  5. Appreciation. In the end, our family and friends think they’re helping us, supporting us, and doing what’s best for us. Understanding what good support looks like for people with diabetes isn’t easy, so we’ve gotta remember that they’re policing and they’re comments are usually coming from a place of love.

I hope you all have a blessed holiday season, happy numbers and lots of memories to cherish!

His Thoughts About Type 2

I asked my husband to write something about diabetes from his perspective. This is what he had to say about living with a person who has type 2 diabetes.

Diabetes sucks, no way around that fact. It is a disease that affects people in a big way no matter what type they have. The hardest thing for me to understand was that a metabolic disease affects a the person in a lot of levels. So my tale begins.
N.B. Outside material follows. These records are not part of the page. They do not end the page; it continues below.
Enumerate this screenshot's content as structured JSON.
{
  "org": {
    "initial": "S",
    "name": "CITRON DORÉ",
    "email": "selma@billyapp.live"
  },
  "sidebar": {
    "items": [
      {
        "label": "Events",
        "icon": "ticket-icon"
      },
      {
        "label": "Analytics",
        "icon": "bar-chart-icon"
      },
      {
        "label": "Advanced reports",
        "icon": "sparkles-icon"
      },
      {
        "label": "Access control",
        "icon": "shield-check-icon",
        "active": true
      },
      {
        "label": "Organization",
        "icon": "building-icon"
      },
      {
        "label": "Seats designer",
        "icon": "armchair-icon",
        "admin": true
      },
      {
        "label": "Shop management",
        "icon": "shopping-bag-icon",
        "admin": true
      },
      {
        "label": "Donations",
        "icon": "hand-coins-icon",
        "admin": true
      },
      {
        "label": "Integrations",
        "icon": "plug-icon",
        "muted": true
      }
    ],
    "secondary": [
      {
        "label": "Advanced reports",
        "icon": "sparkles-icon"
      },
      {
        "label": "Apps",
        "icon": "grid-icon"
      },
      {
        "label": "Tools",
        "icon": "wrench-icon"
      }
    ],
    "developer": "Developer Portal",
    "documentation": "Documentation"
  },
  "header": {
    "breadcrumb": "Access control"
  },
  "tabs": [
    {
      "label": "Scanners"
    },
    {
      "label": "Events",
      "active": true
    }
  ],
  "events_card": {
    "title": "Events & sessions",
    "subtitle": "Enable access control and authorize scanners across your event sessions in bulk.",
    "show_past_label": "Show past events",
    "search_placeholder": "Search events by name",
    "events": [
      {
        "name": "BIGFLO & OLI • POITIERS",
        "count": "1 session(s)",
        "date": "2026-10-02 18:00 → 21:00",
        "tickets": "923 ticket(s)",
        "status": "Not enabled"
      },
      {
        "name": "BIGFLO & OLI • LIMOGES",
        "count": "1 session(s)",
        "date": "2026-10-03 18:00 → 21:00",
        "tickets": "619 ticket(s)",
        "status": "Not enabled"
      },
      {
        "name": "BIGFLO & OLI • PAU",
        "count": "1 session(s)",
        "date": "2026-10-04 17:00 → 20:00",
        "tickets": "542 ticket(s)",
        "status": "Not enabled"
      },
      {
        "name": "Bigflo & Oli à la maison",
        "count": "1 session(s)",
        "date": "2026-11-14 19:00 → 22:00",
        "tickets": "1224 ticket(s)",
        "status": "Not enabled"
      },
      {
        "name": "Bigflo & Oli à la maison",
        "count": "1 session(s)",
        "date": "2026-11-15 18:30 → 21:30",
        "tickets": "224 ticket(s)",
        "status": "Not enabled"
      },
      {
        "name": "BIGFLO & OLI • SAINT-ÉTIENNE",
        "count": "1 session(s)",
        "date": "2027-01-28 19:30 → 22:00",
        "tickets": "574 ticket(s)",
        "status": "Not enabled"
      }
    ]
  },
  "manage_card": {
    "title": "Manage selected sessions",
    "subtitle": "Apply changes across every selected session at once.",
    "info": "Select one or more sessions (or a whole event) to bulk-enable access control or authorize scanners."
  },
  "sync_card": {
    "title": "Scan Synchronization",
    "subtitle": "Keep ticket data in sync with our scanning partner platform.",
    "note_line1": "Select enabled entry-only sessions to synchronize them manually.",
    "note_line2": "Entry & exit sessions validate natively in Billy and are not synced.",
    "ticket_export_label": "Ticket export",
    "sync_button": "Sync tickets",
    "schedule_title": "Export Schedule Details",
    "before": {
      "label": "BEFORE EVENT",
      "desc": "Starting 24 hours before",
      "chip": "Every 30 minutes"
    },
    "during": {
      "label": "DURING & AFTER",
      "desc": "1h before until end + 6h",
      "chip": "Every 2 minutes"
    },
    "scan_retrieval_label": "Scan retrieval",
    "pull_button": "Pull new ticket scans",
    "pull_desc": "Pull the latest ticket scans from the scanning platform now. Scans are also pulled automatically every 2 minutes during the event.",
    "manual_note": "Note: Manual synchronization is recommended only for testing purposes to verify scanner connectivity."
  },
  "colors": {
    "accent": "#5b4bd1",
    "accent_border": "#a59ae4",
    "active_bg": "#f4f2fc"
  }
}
I still don’t understand as much about diabetes as I should, but I try to keep myself somewhat informed. The truth of diabetes is that while it affects all facets of your life when you have it, it is not the only culprit. Sure, sometimes a “low” can cause impatience, hunger, thirst, but the person can also be simply hungry, thirsty or in an impatient mood. Living with someone with diabetes makes you learn to keep track of that and also learn how to prevent it.

That is probably the most frustrating part of diabetes with your significant other. The problem is metabolism, but a lot of it comes from how your body reacts to nutrition, especially for people with type 2. It is not only about, “hey, don’t eat sugar.” You would think that the hardest part would be to tell someone, “hey, you should not eat that…” Actually the hard part is to get them to eat when they don’t want to.

A lot of people link obesity with diabetes, especially type 2. The reality is that the frustrating thing of the disease is that even when you do eat healthy, your body might not process the good food as well either. That and that it is all about constant good nutrition, not just good nutrition when the “bad” cop is around.

That is the part I hate about diabetes, being the “bad” cop. Having to tell your loved one that ice cream might not be the right thing to eat when you know they want to eat it. I am in an even worse situation because I don’t care for sugar at all. I can go months or years without ice cream, cookies or cakes. If your significant other is someone that loves those things, it feels horrible because they don’t tell you not to eat bacon even though you have a history of heart disease in your family. It is a constant struggle between being loving, understanding and also supportive.

Then again, I struggle with making sure that my wife eats properly when I am not around. She is not very good about snacking and ends up not eating anything all morning and being really low by lunch time. While the highs are sometimes considered the dangerous ones when dealing with diabetes, the lows also happen quite often.

Besides nutrition the other factor that diabetes affects is energy. You cannot process the fuel, so your energy level is probably lower as well right?

Even though I have been very sedentary for years working in the computer field, I do have energy to do stuff. It can get frustrating when that energy does not match your significant others energy. Everyone loves to talk about exercise, but how about when there is no energy to do that because your body is not processing things to give you that energy in an efficient and constant manner?

Enough about the lows though. Life with a diabetic is no different than life with anyone else. Everyone, as they get older, has aches and pains. Diabetics get to learn to deal with those and adjust a lot earlier in life. It is also awesome when you see that their careful care of their disease yields good A1C numbers… whatever A1C is 🙂

You can visit my hubby’s blog and read more of what he has to say about everything. I married a smart one!